--- PROBLEM REQUIREMENTS ---
A single number is the required answer: the count of lines in the listing below that hold the string "chevron".

BEGIN DATA PROVIDED

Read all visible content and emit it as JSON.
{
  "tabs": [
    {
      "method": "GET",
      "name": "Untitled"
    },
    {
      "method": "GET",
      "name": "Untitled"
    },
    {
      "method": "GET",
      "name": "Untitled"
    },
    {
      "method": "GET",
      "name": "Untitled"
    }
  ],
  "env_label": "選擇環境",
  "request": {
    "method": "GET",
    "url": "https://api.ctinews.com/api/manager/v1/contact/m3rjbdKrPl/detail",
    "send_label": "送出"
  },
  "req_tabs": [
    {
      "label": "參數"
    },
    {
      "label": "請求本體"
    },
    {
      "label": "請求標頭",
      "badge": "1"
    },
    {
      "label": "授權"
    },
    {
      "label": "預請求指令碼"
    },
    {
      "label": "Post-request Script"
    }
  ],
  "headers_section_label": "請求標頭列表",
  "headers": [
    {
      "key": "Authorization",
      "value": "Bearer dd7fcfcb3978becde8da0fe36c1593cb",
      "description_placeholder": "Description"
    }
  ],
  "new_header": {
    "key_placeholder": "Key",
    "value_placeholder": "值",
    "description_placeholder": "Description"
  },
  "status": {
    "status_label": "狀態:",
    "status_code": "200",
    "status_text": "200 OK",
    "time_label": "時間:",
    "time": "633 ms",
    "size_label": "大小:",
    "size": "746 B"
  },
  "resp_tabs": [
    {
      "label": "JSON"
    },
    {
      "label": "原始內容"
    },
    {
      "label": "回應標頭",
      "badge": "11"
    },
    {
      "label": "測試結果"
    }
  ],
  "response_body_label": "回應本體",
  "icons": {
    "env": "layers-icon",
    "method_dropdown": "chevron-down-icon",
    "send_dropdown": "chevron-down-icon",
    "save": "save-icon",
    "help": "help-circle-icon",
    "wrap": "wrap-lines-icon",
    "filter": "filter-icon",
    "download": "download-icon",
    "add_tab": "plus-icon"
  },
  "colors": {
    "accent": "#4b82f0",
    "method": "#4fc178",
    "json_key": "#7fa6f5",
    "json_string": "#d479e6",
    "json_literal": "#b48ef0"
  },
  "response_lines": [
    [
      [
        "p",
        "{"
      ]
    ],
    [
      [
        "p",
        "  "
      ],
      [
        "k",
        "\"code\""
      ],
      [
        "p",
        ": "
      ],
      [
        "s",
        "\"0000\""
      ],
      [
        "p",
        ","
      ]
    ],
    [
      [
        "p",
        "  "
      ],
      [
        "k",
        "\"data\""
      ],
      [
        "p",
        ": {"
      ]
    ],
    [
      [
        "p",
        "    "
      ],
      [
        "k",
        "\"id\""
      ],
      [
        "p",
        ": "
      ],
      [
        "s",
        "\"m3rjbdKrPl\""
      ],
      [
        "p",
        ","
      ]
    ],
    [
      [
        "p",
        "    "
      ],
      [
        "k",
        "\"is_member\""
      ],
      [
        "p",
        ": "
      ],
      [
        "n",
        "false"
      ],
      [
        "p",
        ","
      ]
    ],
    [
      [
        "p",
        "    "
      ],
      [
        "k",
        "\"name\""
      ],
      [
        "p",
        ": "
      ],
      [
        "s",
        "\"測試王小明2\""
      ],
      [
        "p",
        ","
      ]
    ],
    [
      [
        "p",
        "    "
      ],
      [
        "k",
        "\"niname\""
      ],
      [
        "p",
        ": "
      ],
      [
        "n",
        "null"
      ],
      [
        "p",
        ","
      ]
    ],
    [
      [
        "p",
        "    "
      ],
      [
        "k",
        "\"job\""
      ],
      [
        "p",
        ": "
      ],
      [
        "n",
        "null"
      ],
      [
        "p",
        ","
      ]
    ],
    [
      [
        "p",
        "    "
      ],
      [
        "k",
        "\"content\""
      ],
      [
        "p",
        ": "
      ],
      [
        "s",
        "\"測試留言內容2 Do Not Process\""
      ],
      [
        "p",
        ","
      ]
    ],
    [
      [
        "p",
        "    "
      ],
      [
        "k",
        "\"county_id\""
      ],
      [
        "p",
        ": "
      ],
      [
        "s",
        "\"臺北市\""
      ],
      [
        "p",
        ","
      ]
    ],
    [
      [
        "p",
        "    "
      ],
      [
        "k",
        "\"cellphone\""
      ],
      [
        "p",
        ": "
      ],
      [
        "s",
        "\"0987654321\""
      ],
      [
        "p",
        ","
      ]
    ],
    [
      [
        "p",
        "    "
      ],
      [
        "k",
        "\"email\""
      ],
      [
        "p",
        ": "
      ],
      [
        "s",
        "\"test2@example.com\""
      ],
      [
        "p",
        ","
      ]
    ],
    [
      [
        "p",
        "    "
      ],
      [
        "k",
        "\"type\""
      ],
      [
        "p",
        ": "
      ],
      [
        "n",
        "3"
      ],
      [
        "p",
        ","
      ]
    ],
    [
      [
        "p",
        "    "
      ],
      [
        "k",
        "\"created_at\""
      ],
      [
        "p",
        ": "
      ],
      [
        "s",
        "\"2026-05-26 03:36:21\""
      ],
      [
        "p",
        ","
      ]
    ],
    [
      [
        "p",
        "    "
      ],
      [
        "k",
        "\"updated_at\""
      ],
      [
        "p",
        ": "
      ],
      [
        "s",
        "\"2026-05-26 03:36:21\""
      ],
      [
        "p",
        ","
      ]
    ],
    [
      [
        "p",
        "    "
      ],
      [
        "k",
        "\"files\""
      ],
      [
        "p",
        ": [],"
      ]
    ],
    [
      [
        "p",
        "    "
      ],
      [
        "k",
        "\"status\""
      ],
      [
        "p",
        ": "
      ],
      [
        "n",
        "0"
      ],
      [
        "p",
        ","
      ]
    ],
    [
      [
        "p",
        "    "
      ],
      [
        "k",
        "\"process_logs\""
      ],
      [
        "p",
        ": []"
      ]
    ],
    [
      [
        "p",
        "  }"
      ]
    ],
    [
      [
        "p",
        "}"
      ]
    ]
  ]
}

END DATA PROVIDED

--- TASK ANSWER ---
2